Hello! I am Smita Shukla Mehta, a 2016 Fellow of AEA’s Minority Serving Institutions program. I am a Professor of Special Education in the Department of Educational Psychology at the University of North Texas. I teach doctoral courses in program evaluation and feel passionate about providing graduate students opportunities to develop technical competencies in conceptualizing and conducting evaluations of specific programs. I have been fortunate to have several funded grant projects through the U.S. Department of Education that require systematic evaluation; thus I get to practice what I teach!
The topic of this blog is Asking the Right Questions: First Step toward Rigor in Program Evaluation. I chose this topic because rigor in program evaluation necessitates directly connecting the [right] questions about the program outcomes and utilization of the findings. Whether the questions are about the process, outcomes or both, they should address the purpose for which we evaluate programs (e.g., accountability, improvement, knowledge development, and oversight).
- Asking the right questions is not just an intellectual exercise to showcase our technical skills. It necessitates a deep and clear understanding of the program being evaluated, its institutional culture, its stage in the life-cycle, and expected impact for stakeholders. Reflect on the importance of a comprehensive framework for evaluation.
- Understand the program from the perspectives of the stakeholders – those who administer and/or implement the program, and those who benefit from the services. Engage stakeholders in the planning and evaluation process for credibility and accuracy. Know the purpose of the evaluation. Is it to improve services, generate new knowledge, comply with professional standards, and/or accountability? The purpose will help select an evaluation framework that directly addresses the program’s needs to produce the expected outcomes for stakeholders.

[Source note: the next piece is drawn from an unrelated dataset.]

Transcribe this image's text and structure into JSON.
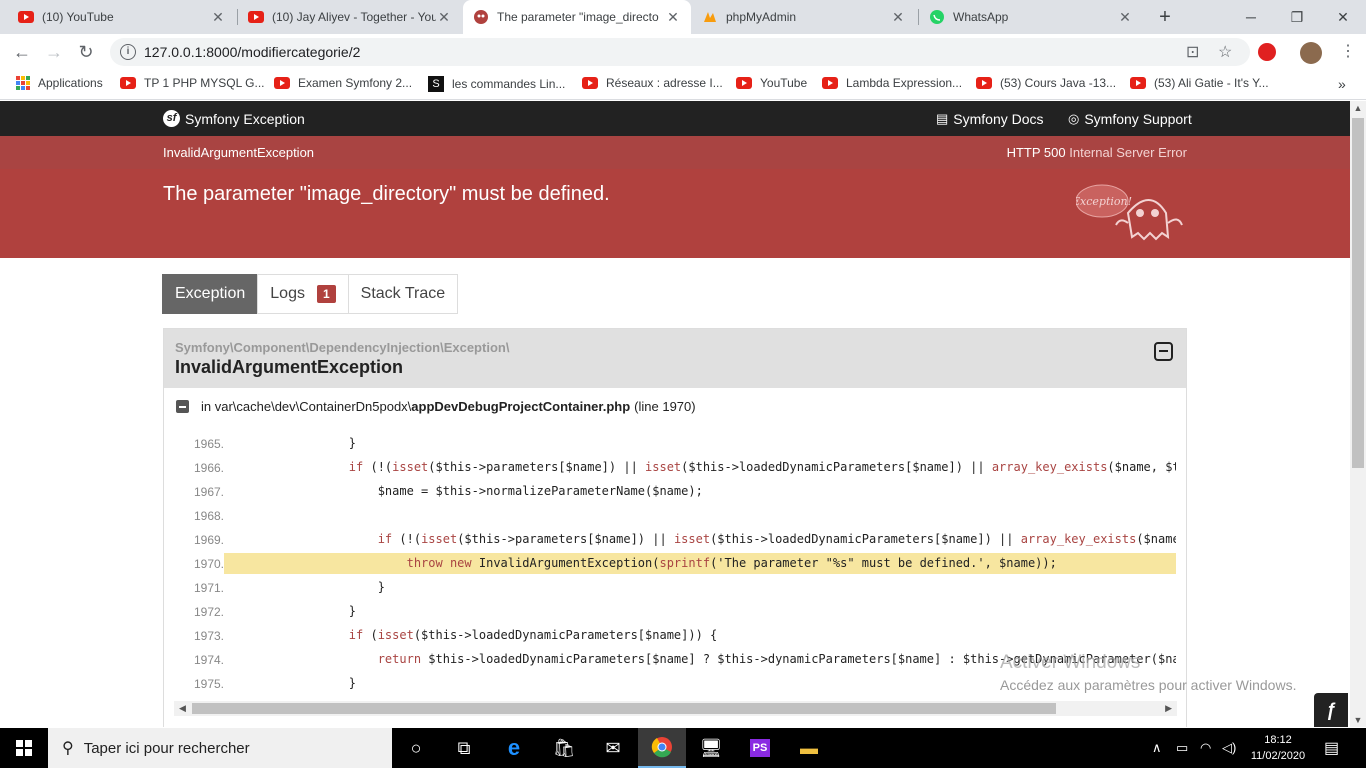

- Use a Logic Model as a roadmap for understanding the program and the process for achieving the intended outcomes. The logic model is based on the Theory of Change that requires an evaluator to know the essentials of program theory and implementation to understand how a program works.
- Link evaluation questions to the program outcomes as suggested by Rama Radhakrishna and Rhemilyn Relado in their article published in the Journal of Extension.
My experience as an MSI Fellow has taught me about the ways and extent of rigor needed in program evaluation. Conceptualization of rigor actually starts with asking the right questions. Rigor is not just about using highly technical data collection and analyses methods but about selecting the best methods for the most critical questions regarding the process and outcome of the program to be evaluated.
The American Evaluation Association is AEA Minority Serving Institution (MSI) Fellowship Experience week. The contributions all this week to aea365 come from AEA’s MSI Fellows. For more information on the MSI fellowship, see this webpage: http://www.eval.org/p/cm/ld/fid=230 Do you have questions, concerns, kudos, or content to extend this aea365 contribution? Please add them in the comments section for this post on the aea365 webpage so that we may enrich our community of practice. Would you like to submit an aea365 Tip? Please send a note of interest to email@example.com. aea365 is sponsored by the American Evaluation Association and provides a Tip-a-Day by and for evaluators.